Tre incontri a tema per fare il punto sulla fragilità abitativa: i modelli di vita alternativi che cambieranno Milano

A degree in political philosophy and social sciences from Cambridge and a professional CV developed in the field: it is in Tel Aviv, in Israel, and in northern Thailand, that in its recent past, together with humanitarian organisations, she dealt with refugees and asylum seekers.

Today, Erica Petrillo, 33 years old, has a master's degree from Maastricht University Dutch - where she learned to observe artistic disciplines from a sociological perspective - and a collaboration with +2050 by Ippolito Pestellini Laparelli, is the first 'curator in residence' of Base Milano.

The Milanese institution has entrusted the project of the public program CASE to her: a cycle of three monthly meetings to bring the housing emergency to the public's attention.

“The topic emerged almost naturally in relation to the debate that is affecting Milan,” he tells us. "The protest of the students, camped in the Leonardo Da Vinci garden, in front of the entrance to PoliMI, says a lot about the state of the housing offer of the Milanese capital", the city is running the serious risk of appearing inhospitable to the most fragile, almost repelling.

“Trying to unite the issues that emerged in 'The invention of Milan', Lucia Tozzi's book, and those raised in Andrea Bagnato's article, on a possible complicity between design week and real estate speculation, I thought it was a good starting point to address the issue in a serious way", without therefore falling into the polemical game of invective or clickbait.

“The objective is to act on Milan only after having analyzed the urgency, first in speculative terms and then in relation to the European situation”, in order to propose solutions it is necessary to understand the reference framework.

CASE holds together both dimensions of the house, the symbolic one and that of the project, the same ones that the English term divides into 'home' and 'house'.

But CASE, contrary to what one might imagine, does not ride on local trends, rather it takes as an example precise and specific episodes that happen in Europe and the Mediterranean, to regenerate the very meaning of 'living'".

The starting question is: how can we create a more just, more sustainable, more inclusive society?

"Our task is to bring to the public's attention 'case studies' of small communities that experiment with alternative forms of being together", first semantic analysis.

Pelin Tan, the protagonist of the first meeting in January, introduced with her lecture the theme of refugee camps: how to live in these spaces set up along the coasts of the Mediterranean, in Italy, in Turkey, in Greece?

Her practice, as a sociologist and art historian, brings together dimensions of activism and academic research: "Pelin lives on the border with Syria, in the south-east of Turkey, teaches at Batman University, and is able to stay so much in a university classroom as well as on the street.

Her commitment, on the one hand, denounces the precariousness of what, built to be temporary, is instead permanent, on the other it highlights new forms of co-habitation from which we can learn".

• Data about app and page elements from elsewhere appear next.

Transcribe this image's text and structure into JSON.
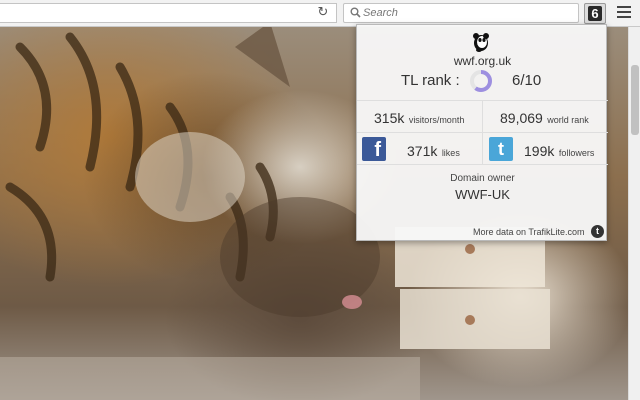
{
  "toolbar": {
    "search_placeholder": "Search",
    "extension_badge": "6",
    "reload_icon": "reload-icon",
    "menu_icon": "hamburger-menu-icon"
  },
  "popup": {
    "logo_icon": "wwf-panda-icon",
    "domain": "wwf.org.uk",
    "rank_label": "TL rank :",
    "rank_value": "6/10",
    "rank_fraction": 0.6,
    "visitors_value": "315k",
    "visitors_label": "visitors/month",
    "world_rank_value": "89,069",
    "world_rank_label": "world rank",
    "facebook_icon_letter": "f",
    "likes_value": "371k",
    "likes_label": "likes",
    "twitter_icon_letter": "t",
    "followers_value": "199k",
    "followers_label": "followers",
    "owner_label": "Domain owner",
    "owner_value": "WWF-UK",
    "more_link": "More data on TrafikLite.com",
    "tl_icon_letter": "t"
  },
  "colors": {
    "facebook": "#3b5998",
    "twitter": "#4aa6d8",
    "rank_ring": "#9d8fe0"
  }
}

Liminality, therefore, as a field of investigation: "the issue to be resolved everywhere in the camps is the management of coexistence between communities of different religions and ethnic groups. It is interesting to see how by imagining a wall that becomes a porous corridor, people come closer to almost naturally activate the dynamics of inclusion", and the discussion on the futility of raising institutional barriers.

In the second episode of 28 February, Berta Gutierrez and Alkistis Thomidou, of Forty Five Degrees, together with Rosario Talevi (and Erica Petrillo) will instead look at the housing issue from a european perspective: both, the collective and the practitioner - among the founders of the floating experiment -, based in Berlin, work on the theme of nomadism.

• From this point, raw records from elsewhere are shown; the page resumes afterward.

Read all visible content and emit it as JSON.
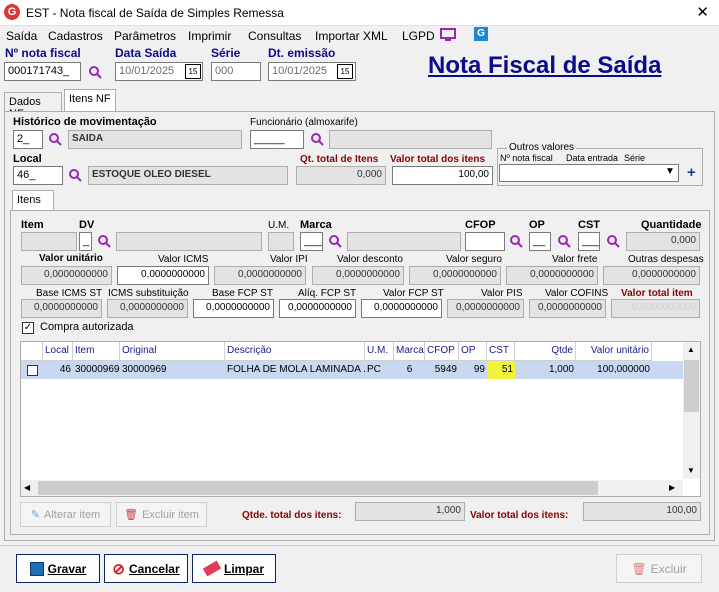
{
  "window": {
    "title": "EST - Nota fiscal de Saída de Simples Remessa",
    "app_icon": "G",
    "close": "✕"
  },
  "menu": [
    "Saída",
    "Cadastros",
    "Parâmetros",
    "Imprimir",
    "Consultas",
    "Importar XML",
    "LGPD"
  ],
  "header": {
    "nota_label": "Nº nota fiscal",
    "nota_value": "000171743_",
    "data_saida_label": "Data Saída",
    "data_saida_value": "10/01/2025",
    "serie_label": "Série",
    "serie_value": "000",
    "dt_emissao_label": "Dt. emissão",
    "dt_emissao_value": "10/01/2025",
    "cal_text": "15",
    "page_title": "Nota Fiscal de Saída"
  },
  "tabs": {
    "dados": "Dados NF",
    "itens": "Itens NF",
    "itens_inner": "Itens"
  },
  "itensnf": {
    "hist_label": "Histórico de movimentação",
    "hist_code": "2_",
    "hist_desc": "SAIDA",
    "func_label": "Funcionário (almoxarife)",
    "func_code": "_____",
    "func_desc": "",
    "local_label": "Local",
    "local_code": "46_",
    "local_desc": "ESTOQUE OLEO DIESEL",
    "qt_total_label": "Qt. total de Itens",
    "qt_total_value": "0,000",
    "valor_total_label": "Valor total dos itens",
    "valor_total_value": "100,00",
    "outros_label": "Outros valores",
    "outros_col1": "Nº nota fiscal",
    "outros_col2": "Data entrada",
    "outros_col3": "Série",
    "plus": "+"
  },
  "item_form": {
    "item_label": "Item",
    "dv_label": "DV",
    "dv_value": "_",
    "um_label": "U.M.",
    "marca_label": "Marca",
    "marca_value": "___",
    "cfop_label": "CFOP",
    "op_label": "OP",
    "op_value": "__",
    "cst_label": "CST",
    "cst_value": "___",
    "quantidade_label": "Quantidade",
    "quantidade_value": "0,000",
    "row1": [
      {
        "label": "Valor unitário",
        "value": "0,0000000000"
      },
      {
        "label": "Valor ICMS",
        "value": "0,0000000000"
      },
      {
        "label": "Valor IPI",
        "value": "0,0000000000"
      },
      {
        "label": "Valor desconto",
        "value": "0,0000000000"
      },
      {
        "label": "Valor seguro",
        "value": "0,0000000000"
      },
      {
        "label": "Valor frete",
        "value": "0,0000000000"
      },
      {
        "label": "Outras despesas",
        "value": "0,0000000000"
      }
    ],
    "row2": [
      {
        "label": "Base ICMS ST",
        "value": "0,0000000000"
      },
      {
        "label": "ICMS substituição",
        "value": "0,0000000000"
      },
      {
        "label": "Base FCP ST",
        "value": "0,0000000000"
      },
      {
        "label": "Alíq. FCP ST",
        "value": "0,0000000000"
      },
      {
        "label": "Valor FCP ST",
        "value": "0,0000000000"
      },
      {
        "label": "Valor PIS",
        "value": "0,0000000000"
      },
      {
        "label": "Valor COFINS",
        "value": "0,0000000000"
      },
      {
        "label": "Valor total item",
        "value": "0,0000000000"
      }
    ],
    "compra_label": "Compra autorizada",
    "check": "✓"
  },
  "grid": {
    "headers": [
      "Local",
      "Item",
      "Original",
      "Descrição",
      "U.M.",
      "Marca",
      "CFOP",
      "OP",
      "CST",
      "Qtde",
      "Valor unitário"
    ],
    "rows": [
      [
        "46",
        "30000969",
        "30000969",
        "FOLHA DE MOLA LAMINADA ...",
        "PC",
        "6",
        "5949",
        "99",
        "51",
        "1,000",
        "100,000000"
      ]
    ]
  },
  "footer": {
    "alterar": "Alterar item",
    "excluir_item": "Excluir item",
    "qtde_total_label": "Qtde. total dos itens:",
    "qtde_total_value": "1,000",
    "valor_total_label": "Valor total dos itens:",
    "valor_total_value": "100,00"
  },
  "buttons": {
    "gravar": "Gravar",
    "cancelar": "Cancelar",
    "limpar": "Limpar",
    "excluir": "Excluir"
  },
  "colors": {
    "title_blue": "#0b0b8c",
    "label_red": "#8b0000",
    "row_highlight": "#c8d8f0",
    "cst_yellow": "#f2f23a"
  }
}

If the former carry out an itinerant research practice along the 45th parallel north, an imaginary line that ideally divides Europe and crosses Italy in the Piedmont area, the architect, with her alternative knowledge dissemination center — a place of experimentation nestled in the middle of a swamp -, seeks to rethink the methodologies of pedagogy, to break down and recode the traditional division between teachers and students.

The question that unites both is: how do you build a peaceful and virtuous coexistence between different species, migrating from reality to reality?

Field observation is the only way to imagine alternative ways of life, if you like complementary to those we are used to in our urban context”.

The third episode will focus directly on Milan to activate a self-construction workshop open to all. Coordinated by Francesca Gotti, a doctoral student expert in squatting, linked to many Milanese collectives including 'Abitare in via Padova' and 'Milano in movement', "the event March 15 will be the opportunity to create an object, a kind of device, a mini agora, with archive and service desk functions, to be entrusted to the committees of via Padova.

A sort of architectural manifesto in memory of the housing emergency".

To complete the 'training plan', the publication of three zines to collect, "and take into your own HOMES".

At the end of the journey, Erica Petrillo will have taught us to reflect on the question of living, adopting the right point of view. "To impact the current state of affairs, it is necessary to activate not only different housing policies and provide more subsidies for public housing, but also to rethink 360 degrees everything that defines the word 'living': from the needs of its communities, to the working conditions of those who make them up to the sharing of knowledge". So more than politics, real estate strategies, money, 'living' is a question of culture: the real revolution is reading and then, with the right vocabulary, taking to the streets.